» Prompt
In full and without changes, output the data.

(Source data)
════════
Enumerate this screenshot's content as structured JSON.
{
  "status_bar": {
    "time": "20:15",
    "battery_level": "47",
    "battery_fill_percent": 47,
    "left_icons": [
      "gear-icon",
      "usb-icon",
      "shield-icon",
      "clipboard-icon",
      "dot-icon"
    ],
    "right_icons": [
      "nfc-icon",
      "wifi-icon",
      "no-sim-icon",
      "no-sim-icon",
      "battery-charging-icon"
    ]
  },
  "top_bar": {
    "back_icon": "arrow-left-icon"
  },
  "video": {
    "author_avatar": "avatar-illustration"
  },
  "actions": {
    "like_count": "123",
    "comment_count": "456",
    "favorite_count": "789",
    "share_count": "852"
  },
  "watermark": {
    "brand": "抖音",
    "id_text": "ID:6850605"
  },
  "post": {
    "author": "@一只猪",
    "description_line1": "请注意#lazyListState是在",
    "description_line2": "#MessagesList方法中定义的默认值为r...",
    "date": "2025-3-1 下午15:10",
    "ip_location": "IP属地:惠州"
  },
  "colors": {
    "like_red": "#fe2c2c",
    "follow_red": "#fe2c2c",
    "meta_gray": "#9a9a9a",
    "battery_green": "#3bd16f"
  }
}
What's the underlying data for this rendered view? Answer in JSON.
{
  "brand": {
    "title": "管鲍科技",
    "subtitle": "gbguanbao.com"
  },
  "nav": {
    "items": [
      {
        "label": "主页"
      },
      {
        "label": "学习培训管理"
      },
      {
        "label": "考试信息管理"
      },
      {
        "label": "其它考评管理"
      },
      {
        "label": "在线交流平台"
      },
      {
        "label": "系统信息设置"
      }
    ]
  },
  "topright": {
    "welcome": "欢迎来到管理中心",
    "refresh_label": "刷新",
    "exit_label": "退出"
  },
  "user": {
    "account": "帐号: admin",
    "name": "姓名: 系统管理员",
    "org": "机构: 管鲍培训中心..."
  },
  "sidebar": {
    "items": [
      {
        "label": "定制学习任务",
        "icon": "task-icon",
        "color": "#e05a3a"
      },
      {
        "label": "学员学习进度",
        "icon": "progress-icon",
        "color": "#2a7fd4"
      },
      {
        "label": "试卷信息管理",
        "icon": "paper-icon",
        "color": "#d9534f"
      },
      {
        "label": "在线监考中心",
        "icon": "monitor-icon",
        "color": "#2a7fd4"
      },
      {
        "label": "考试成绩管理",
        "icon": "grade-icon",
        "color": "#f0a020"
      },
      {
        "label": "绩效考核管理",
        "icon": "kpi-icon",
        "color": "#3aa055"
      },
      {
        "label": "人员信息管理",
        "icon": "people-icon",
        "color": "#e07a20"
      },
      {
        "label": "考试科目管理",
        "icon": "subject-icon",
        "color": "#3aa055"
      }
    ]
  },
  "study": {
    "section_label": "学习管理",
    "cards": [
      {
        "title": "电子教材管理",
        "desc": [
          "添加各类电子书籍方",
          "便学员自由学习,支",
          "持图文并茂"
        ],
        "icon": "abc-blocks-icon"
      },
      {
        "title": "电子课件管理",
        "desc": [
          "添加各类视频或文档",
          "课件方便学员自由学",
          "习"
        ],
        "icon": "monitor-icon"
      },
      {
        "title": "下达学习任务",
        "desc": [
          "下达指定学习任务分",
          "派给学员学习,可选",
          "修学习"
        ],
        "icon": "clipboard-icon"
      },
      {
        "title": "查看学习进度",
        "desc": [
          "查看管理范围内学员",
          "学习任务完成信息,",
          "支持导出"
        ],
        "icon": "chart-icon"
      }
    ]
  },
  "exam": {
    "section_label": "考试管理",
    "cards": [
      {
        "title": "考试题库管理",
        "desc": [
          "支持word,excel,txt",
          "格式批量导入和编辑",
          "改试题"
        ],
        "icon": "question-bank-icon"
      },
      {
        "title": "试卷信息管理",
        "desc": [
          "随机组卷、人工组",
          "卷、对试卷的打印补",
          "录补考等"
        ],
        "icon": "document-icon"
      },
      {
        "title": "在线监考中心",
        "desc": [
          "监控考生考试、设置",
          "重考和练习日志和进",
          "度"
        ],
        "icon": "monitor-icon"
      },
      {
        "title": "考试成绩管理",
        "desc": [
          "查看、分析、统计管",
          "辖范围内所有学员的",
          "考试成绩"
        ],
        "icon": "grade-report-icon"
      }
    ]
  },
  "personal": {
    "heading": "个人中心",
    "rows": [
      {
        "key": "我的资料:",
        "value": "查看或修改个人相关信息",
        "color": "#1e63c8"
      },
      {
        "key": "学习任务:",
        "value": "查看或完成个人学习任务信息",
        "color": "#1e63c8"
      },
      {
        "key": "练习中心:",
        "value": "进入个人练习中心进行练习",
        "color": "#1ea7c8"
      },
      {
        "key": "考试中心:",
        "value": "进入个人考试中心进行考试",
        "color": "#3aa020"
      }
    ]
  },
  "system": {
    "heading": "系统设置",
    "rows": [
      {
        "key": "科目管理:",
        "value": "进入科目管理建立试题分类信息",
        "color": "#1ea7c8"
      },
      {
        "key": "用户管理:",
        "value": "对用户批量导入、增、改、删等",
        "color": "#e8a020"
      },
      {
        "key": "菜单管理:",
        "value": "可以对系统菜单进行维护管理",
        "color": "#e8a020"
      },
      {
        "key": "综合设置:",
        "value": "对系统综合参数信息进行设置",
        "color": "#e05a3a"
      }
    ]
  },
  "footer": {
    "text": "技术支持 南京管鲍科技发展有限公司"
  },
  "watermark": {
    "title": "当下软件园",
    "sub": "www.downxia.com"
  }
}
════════
» Answer
Enumerate this screenshot's content as structured JSON.
{
  "status_bar": {
    "time": "20:15",
    "battery_level": "47",
    "battery_fill_percent": 47,
    "left_icons": [
      "gear-icon",
      "usb-icon",
      "shield-icon",
      "clipboard-icon",
      "dot-icon"
    ],
    "right_icons": [
      "nfc-icon",
      "wifi-icon",
      "no-sim-icon",
      "no-sim-icon",
      "battery-charging-icon"
    ]
  },
  "top_bar": {
    "back_icon": "arrow-left-icon"
  },
  "video": {
    "author_avatar": "avatar-illustration"
  },
  "actions": {
    "like_count": "123",
    "comment_count": "456",
    "favorite_count": "789",
    "share_count": "852"
  },
  "watermark": {
    "brand": "抖音",
    "id_text": "ID:6850605"
  },
  "post": {
    "author": "@一只猪",
    "description_line1": "请注意#lazyListState是在",
    "description_line2": "#MessagesList方法中定义的默认值为r...",
    "date": "2025-3-1 下午15:10",
    "ip_location": "IP属地:惠州"
  },
  "colors": {
    "like_red": "#fe2c2c",
    "follow_red": "#fe2c2c",
    "meta_gray": "#9a9a9a",
    "battery_green": "#3bd16f"
  }
}
What's the underlying data for this rendered view? Answer in JSON.
{
  "brand": {
    "title": "管鲍科技",
    "subtitle": "gbguanbao.com"
  },
  "nav": {
    "items": [
      {
        "label": "主页"
      },
      {
        "label": "学习培训管理"
      },
      {
        "label": "考试信息管理"
      },
      {
        "label": "其它考评管理"
      },
      {
        "label": "在线交流平台"
      },
      {
        "label": "系统信息设置"
      }
    ]
  },
  "topright": {
    "welcome": "欢迎来到管理中心",
    "refresh_label": "刷新",
    "exit_label": "退出"
  },
  "user": {
    "account": "帐号: admin",
    "name": "姓名: 系统管理员",
    "org": "机构: 管鲍培训中心..."
  },
  "sidebar": {
    "items": [
      {
        "label": "定制学习任务",
        "icon": "task-icon",
        "color": "#e05a3a"
      },
      {
        "label": "学员学习进度",
        "icon": "progress-icon",
        "color": "#2a7fd4"
      },
      {
        "label": "试卷信息管理",
        "icon": "paper-icon",
        "color": "#d9534f"
      },
      {
        "label": "在线监考中心",
        "icon": "monitor-icon",
        "color": "#2a7fd4"
      },
      {
        "label": "考试成绩管理",
        "icon": "grade-icon",
        "color": "#f0a020"
      },
      {
        "label": "绩效考核管理",
        "icon": "kpi-icon",
        "color": "#3aa055"
      },
      {
        "label": "人员信息管理",
        "icon": "people-icon",
        "color": "#e07a20"
      },
      {
        "label": "考试科目管理",
        "icon": "subject-icon",
        "color": "#3aa055"
      }
    ]
  },
  "study": {
    "section_label": "学习管理",
    "cards": [
      {
        "title": "电子教材管理",
        "desc": [
          "添加各类电子书籍方",
          "便学员自由学习,支",
          "持图文并茂"
        ],
        "icon": "abc-blocks-icon"
      },
      {
        "title": "电子课件管理",
        "desc": [
          "添加各类视频或文档",
          "课件方便学员自由学",
          "习"
        ],
        "icon": "monitor-icon"
      },
      {
        "title": "下达学习任务",
        "desc": [
          "下达指定学习任务分",
          "派给学员学习,可选",
          "修学习"
        ],
        "icon": "clipboard-icon"
      },
      {
        "title": "查看学习进度",
        "desc": [
          "查看管理范围内学员",
          "学习任务完成信息,",
          "支持导出"
        ],
        "icon": "chart-icon"
      }
    ]
  },
  "exam": {
    "section_label": "考试管理",
    "cards": [
      {
        "title": "考试题库管理",
        "desc": [
          "支持word,excel,txt",
          "格式批量导入和编辑",
          "改试题"
        ],
        "icon": "question-bank-icon"
      },
      {
        "title": "试卷信息管理",
        "desc": [
          "随机组卷、人工组",
          "卷、对试卷的打印补",
          "录补考等"
        ],
        "icon": "document-icon"
      },
      {
        "title": "在线监考中心",
        "desc": [
          "监控考生考试、设置",
          "重考和练习日志和进",
          "度"
        ],
        "icon": "monitor-icon"
      },
      {
        "title": "考试成绩管理",
        "desc": [
          "查看、分析、统计管",
          "辖范围内所有学员的",
          "考试成绩"
        ],
        "icon": "grade-report-icon"
      }
    ]
  },
  "personal": {
    "heading": "个人中心",
    "rows": [
      {
        "key": "我的资料:",
        "value": "查看或修改个人相关信息",
        "color": "#1e63c8"
      },
      {
        "key": "学习任务:",
        "value": "查看或完成个人学习任务信息",
        "color": "#1e63c8"
      },
      {
        "key": "练习中心:",
        "value": "进入个人练习中心进行练习",
        "color": "#1ea7c8"
      },
      {
        "key": "考试中心:",
        "value": "进入个人考试中心进行考试",
        "color": "#3aa020"
      }
    ]
  },
  "system": {
    "heading": "系统设置",
    "rows": [
      {
        "key": "科目管理:",
        "value": "进入科目管理建立试题分类信息",
        "color": "#1ea7c8"
      },
      {
        "key": "用户管理:",
        "value": "对用户批量导入、增、改、删等",
        "color": "#e8a020"
      },
      {
        "key": "菜单管理:",
        "value": "可以对系统菜单进行维护管理",
        "color": "#e8a020"
      },
      {
        "key": "综合设置:",
        "value": "对系统综合参数信息进行设置",
        "color": "#e05a3a"
      }
    ]
  },
  "footer": {
    "text": "技术支持 南京管鲍科技发展有限公司"
  },
  "watermark": {
    "title": "当下软件园",
    "sub": "www.downxia.com"
  }
}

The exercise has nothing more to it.